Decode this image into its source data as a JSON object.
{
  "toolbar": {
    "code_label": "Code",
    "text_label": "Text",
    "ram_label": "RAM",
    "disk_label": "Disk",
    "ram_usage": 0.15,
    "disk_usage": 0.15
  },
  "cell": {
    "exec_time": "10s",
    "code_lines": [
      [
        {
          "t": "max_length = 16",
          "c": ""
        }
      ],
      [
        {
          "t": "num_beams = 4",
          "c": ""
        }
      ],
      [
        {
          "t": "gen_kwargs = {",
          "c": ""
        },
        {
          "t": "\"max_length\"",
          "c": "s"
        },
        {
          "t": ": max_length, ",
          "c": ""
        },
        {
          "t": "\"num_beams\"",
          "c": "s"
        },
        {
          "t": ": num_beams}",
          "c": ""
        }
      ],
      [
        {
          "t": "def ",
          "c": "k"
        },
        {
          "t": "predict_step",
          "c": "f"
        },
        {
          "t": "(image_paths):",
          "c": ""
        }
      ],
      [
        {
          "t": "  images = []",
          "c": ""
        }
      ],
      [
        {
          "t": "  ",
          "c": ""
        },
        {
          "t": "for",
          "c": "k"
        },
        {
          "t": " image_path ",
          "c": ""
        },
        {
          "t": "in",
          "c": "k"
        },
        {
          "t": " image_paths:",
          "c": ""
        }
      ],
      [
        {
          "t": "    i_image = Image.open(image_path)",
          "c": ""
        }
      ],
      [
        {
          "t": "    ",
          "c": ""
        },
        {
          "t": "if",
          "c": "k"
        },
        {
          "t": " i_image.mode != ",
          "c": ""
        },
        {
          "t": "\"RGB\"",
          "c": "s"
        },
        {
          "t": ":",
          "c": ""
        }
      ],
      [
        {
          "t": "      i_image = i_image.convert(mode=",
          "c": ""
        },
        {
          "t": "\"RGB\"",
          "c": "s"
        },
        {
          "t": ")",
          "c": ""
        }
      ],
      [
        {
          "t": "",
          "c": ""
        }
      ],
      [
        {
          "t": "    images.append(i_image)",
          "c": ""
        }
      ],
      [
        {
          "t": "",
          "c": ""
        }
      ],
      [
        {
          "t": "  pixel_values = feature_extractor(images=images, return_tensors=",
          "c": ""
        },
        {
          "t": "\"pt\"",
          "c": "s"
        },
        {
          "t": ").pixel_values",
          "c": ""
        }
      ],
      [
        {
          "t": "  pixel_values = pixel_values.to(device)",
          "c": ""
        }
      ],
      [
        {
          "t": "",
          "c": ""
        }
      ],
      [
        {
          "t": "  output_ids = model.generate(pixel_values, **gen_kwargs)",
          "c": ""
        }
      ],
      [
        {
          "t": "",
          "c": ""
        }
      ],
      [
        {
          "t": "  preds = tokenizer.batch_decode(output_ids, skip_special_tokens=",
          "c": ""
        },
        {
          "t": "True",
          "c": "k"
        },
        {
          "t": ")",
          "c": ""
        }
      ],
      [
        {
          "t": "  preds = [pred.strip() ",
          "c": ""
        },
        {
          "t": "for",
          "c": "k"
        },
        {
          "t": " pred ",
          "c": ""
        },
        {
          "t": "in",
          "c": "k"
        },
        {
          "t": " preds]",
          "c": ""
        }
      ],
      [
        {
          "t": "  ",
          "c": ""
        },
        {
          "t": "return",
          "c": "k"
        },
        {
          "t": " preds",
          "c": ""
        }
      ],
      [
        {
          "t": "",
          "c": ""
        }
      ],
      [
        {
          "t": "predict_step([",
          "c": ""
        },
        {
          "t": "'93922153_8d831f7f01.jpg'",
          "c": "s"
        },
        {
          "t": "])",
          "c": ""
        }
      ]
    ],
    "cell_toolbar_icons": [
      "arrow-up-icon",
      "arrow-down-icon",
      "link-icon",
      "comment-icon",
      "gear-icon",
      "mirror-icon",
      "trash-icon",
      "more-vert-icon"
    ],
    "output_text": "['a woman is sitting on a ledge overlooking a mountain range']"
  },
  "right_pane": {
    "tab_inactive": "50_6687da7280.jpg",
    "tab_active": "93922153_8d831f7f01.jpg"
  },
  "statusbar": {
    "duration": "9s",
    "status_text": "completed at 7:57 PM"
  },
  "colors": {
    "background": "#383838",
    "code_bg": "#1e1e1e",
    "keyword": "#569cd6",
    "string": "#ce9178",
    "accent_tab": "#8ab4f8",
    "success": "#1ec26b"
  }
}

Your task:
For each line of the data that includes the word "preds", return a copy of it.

Problem solution:
          "t": "  preds = tokenizer.batch_decode(output_ids, skip_special_tokens=",
          "t": "  preds = [pred.strip() ",
          "t": " preds]",
          "t": " preds",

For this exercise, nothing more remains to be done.